World food prices dropped in November to their lowest level since May 2016, as measured by the FAO Food Price Index. That’s good news, according to the UN agency, since global food indexes can serve as a proxy for food security among the global population. The FAO index, which stood at 160.8 points in November, covers a basket of various agricultural commodities including meat, cereals, sugar, dairy, and oilseeds. The index’s dip of 1.3 percent in November from October was primarily driven by falling vegetable oil, dairy, and cereal prices, and was marginally offset by rising sugar prices.
Other indexes, including ones from the World Bank and the International Grain Council, broadly concur with the downward drift in global food prices, and also provide greater perspective on movements of individual commodities.
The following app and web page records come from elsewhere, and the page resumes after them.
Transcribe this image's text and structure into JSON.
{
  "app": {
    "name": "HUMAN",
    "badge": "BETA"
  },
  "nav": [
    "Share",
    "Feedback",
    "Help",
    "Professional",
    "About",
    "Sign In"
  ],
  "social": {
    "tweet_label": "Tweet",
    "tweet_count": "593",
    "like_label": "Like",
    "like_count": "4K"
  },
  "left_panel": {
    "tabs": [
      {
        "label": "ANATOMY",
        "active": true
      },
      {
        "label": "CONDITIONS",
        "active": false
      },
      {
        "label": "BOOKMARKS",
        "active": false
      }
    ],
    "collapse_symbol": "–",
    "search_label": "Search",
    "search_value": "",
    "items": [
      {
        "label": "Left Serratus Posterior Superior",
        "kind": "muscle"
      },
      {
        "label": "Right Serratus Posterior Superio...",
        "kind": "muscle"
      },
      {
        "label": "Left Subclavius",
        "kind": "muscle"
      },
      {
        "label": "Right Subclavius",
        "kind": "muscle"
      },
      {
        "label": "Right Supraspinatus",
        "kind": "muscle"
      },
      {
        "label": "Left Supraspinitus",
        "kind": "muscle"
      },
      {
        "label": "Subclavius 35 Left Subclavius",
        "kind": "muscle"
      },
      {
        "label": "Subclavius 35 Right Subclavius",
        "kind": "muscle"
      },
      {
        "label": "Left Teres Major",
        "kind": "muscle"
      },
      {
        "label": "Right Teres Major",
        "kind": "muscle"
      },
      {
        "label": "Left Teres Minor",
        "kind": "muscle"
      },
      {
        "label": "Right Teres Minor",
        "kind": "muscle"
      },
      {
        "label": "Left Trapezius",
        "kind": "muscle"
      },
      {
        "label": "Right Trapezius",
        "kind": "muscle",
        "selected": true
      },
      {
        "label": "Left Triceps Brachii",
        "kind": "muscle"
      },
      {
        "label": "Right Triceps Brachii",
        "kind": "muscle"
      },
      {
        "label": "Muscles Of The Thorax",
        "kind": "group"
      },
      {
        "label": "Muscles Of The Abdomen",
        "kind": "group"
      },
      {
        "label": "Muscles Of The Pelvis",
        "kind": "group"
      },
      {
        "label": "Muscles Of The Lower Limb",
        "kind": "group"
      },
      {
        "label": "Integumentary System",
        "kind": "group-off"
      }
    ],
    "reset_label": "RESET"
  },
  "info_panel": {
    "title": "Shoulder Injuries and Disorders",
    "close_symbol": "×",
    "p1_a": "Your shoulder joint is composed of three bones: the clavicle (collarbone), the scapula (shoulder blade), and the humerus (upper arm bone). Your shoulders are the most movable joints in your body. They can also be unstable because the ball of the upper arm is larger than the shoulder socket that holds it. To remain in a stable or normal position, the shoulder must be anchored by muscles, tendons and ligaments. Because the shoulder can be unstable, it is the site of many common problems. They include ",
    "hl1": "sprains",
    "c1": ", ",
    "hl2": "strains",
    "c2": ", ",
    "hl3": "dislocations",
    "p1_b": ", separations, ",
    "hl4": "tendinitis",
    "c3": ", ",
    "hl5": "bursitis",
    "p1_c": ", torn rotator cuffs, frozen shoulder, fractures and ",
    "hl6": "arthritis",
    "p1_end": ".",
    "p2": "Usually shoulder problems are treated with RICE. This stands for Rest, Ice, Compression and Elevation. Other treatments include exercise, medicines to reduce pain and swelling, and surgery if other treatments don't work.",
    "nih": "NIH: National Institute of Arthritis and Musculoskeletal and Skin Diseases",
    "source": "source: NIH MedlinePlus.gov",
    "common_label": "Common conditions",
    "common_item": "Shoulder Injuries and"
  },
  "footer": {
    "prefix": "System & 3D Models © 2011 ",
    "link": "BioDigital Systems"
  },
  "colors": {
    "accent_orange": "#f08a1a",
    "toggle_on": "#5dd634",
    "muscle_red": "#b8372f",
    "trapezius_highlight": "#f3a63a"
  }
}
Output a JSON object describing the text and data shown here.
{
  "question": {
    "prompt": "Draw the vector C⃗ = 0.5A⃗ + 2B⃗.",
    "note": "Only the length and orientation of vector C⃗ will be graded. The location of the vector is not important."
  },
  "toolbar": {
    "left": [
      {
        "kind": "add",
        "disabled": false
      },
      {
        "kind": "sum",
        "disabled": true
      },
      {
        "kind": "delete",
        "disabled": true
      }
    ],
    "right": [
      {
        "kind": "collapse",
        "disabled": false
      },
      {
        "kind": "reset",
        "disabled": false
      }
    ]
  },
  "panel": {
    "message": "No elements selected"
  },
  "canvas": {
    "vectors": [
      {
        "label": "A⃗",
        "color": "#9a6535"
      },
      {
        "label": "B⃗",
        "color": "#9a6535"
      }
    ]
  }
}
A closer look at data provided by the grain council, for instance, shows that falling corn and rice prices over the past six months explain the overall decline in the cereals group. Barley prices, in contrast, have risen sharply in that period, and wheat prices, despite fluctuations, are more or less unchanged from May levels.
While food prices are relatively stable at the moment, Rabobank, a big food and agribusiness financier, warned in a recent report that trade wars, livestock disease, and unpredictable El Niño weather events could bring risks for food security in 2019. Gro Intelligence subscribers track the latest changes in price data on a host of commodities.
The chart on the left shows the weekly change over time of various grains on the IGC commodity price index, which is a standardized measure of change in the price of a single commodity or a group of commodities over time. The chart on the right shows the monthly change in the World Bank food index, which measures the price of food. This price data, which uses 2010 as the base year, includes commodities like fats and oils, grains, and other food items.